The International Air Transport Association (IATA) announced this week that it filed a request for antitrust immunity with the U.S. Department of Transportation to allow airlines to discuss options to maintain connectivity to Venezuela in light of the Venezuelan government’s continuing refusal to release US$3.8 billion in airline funds.
Air connectivity in Venezuela has been severely impacted as a result of the government’s actions. In Venezuela, international airline capacity is down 61% from its peak in 2013, says the Association.
“The economic situation in Venezuela is grave. And it will be made worse if airlines cannot maintain connectivity as the blocked-funds issue drags on. Despite years of effort by IATA and its members to resolve the issue, there has been little action by the Venezuelan government. We are now asking the U.S. government to approve anti-trust immunity for discussions among airlines focused on maintaining connectivity while the blocked funds crisis persists. This is an escalation of the industry’s efforts to find a solution to this untenable situation,” said Alexandre de Juniac, IATA’s Director General and CEO.
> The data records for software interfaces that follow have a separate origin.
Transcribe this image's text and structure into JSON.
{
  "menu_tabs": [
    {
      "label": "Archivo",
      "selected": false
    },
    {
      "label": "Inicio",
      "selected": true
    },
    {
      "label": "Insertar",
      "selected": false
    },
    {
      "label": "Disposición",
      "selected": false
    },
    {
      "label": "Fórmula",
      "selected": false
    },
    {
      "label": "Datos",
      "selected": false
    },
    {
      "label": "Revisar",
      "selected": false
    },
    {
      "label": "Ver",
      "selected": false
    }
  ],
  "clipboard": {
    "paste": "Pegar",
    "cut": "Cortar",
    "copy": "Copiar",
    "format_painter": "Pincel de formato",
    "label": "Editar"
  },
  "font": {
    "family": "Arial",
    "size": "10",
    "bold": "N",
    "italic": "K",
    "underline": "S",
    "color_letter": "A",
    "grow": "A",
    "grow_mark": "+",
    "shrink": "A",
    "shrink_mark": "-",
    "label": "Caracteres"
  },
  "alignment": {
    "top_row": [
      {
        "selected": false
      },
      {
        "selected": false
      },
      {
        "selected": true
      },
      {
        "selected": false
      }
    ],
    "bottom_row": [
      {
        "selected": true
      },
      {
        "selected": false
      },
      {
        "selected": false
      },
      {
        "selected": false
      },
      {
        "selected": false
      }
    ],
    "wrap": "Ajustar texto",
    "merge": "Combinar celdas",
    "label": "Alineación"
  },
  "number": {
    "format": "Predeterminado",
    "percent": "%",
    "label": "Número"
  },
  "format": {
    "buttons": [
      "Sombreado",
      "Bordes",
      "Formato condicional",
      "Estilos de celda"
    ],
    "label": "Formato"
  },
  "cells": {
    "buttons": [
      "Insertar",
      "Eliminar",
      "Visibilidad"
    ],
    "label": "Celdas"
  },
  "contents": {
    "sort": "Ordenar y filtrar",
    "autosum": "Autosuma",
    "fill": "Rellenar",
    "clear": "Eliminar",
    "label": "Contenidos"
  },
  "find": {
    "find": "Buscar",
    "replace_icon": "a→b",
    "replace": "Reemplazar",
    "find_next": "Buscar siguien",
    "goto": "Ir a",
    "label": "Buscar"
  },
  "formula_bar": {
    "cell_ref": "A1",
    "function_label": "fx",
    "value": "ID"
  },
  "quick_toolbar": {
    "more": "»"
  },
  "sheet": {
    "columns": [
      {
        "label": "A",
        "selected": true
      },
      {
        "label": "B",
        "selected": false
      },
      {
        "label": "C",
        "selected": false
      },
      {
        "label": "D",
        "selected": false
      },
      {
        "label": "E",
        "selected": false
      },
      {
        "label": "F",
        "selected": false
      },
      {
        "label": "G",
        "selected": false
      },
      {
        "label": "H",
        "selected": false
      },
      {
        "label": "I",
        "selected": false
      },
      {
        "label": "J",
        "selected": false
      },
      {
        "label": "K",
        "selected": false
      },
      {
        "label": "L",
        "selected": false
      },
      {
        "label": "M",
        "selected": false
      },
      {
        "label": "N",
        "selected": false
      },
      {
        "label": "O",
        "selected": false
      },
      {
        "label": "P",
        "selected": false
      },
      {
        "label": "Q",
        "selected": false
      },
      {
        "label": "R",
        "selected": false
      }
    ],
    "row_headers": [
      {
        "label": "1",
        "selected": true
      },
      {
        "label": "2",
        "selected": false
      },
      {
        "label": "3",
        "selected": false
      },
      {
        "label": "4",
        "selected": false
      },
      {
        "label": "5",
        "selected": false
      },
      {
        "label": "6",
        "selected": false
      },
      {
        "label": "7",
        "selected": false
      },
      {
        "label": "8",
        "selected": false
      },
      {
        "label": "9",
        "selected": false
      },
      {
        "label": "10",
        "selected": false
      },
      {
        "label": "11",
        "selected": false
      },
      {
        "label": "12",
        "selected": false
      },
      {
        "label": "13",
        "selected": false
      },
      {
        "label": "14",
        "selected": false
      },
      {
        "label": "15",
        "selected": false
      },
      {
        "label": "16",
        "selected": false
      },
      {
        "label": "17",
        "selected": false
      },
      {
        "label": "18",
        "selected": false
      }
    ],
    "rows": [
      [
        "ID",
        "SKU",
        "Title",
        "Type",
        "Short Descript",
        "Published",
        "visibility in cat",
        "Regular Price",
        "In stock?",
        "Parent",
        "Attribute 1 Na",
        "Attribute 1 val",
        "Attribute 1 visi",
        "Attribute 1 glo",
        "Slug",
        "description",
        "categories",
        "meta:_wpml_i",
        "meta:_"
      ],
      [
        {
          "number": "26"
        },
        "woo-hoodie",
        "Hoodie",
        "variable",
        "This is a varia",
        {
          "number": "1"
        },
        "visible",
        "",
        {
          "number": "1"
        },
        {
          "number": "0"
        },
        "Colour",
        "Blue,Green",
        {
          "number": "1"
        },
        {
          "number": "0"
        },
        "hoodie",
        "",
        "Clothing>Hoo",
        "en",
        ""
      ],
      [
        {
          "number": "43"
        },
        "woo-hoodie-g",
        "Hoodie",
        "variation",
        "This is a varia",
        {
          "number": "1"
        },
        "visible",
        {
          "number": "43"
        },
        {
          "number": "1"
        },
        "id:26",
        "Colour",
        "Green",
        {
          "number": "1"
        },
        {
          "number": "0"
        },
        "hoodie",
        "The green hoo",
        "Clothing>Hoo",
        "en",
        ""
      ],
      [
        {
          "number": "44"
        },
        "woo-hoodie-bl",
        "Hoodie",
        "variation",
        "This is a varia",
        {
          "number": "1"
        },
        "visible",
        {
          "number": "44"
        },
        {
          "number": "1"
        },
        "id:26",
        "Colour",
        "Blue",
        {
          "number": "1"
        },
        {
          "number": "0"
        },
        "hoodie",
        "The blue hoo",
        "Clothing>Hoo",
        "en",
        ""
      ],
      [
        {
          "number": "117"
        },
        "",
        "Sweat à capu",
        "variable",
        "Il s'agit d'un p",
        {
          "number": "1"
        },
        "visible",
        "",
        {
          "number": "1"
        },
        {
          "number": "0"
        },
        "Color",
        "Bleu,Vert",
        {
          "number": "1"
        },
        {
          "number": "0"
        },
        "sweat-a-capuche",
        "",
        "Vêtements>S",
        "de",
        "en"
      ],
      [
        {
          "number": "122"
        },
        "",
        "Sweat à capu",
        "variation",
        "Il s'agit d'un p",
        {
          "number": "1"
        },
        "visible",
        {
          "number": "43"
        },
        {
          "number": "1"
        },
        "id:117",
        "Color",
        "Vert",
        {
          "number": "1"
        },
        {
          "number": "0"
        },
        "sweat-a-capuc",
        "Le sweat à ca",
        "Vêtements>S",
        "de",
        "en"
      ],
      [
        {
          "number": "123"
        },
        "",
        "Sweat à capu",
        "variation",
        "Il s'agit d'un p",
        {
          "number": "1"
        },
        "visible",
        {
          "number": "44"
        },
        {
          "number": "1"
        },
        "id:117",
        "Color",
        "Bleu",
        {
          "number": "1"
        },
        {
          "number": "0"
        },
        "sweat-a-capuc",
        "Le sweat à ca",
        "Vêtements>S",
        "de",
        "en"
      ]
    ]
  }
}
The request arose because current U.S. laws prohibit competing companies to discuss pricing issues. Juniac clarifies the industry’s position:
“To be clear, the intention is not to do anything that is anti-competitive. On the contrary, our member airlines seek to explore a global solution allowing them to keep Venezuela connected to the world and do business normally in a country that is not meeting its international obligations,” said de Juniac.
Venezuela’s refusal to allow repatriation of airline revenues contravenes its obligations under international agreements. Many bilateral air service agreements, for example, include provisions that require the timely repatriation of revenues to the home country of the air carrier. Bilateral investment treaties to which Venezuela is a party contain similar obligations.
Since 2003, Venezuela has operated a currency control system which prevents foreign airlines from repatriating their funds without government approval. By 2013, approvals to repatriate funds from Venezuela were not keeping pace with the amount of funds requiring repatriation and significant airline revenue accumulated in Venezuela. The situation became critical in 2015 when only one request to repatriate funds was approved. There has been only one approval in 2016. Airline funds blocked in Venezuela now total some $3.8 billion.
De Juniac went on to say that with the economic challenges Venezuela is facing, the country needs air connectivity more than ever, which carriers have been forced to cut in light of blocked-funds issues. That, unfortunately, limits the important role that aviation could play in reviving Venezuela’s economy. We urge the US government to quickly grant airlines immunity to discuss joint action to keep Venezuela connected. That would help the Venezuelan economy and its people,” he said.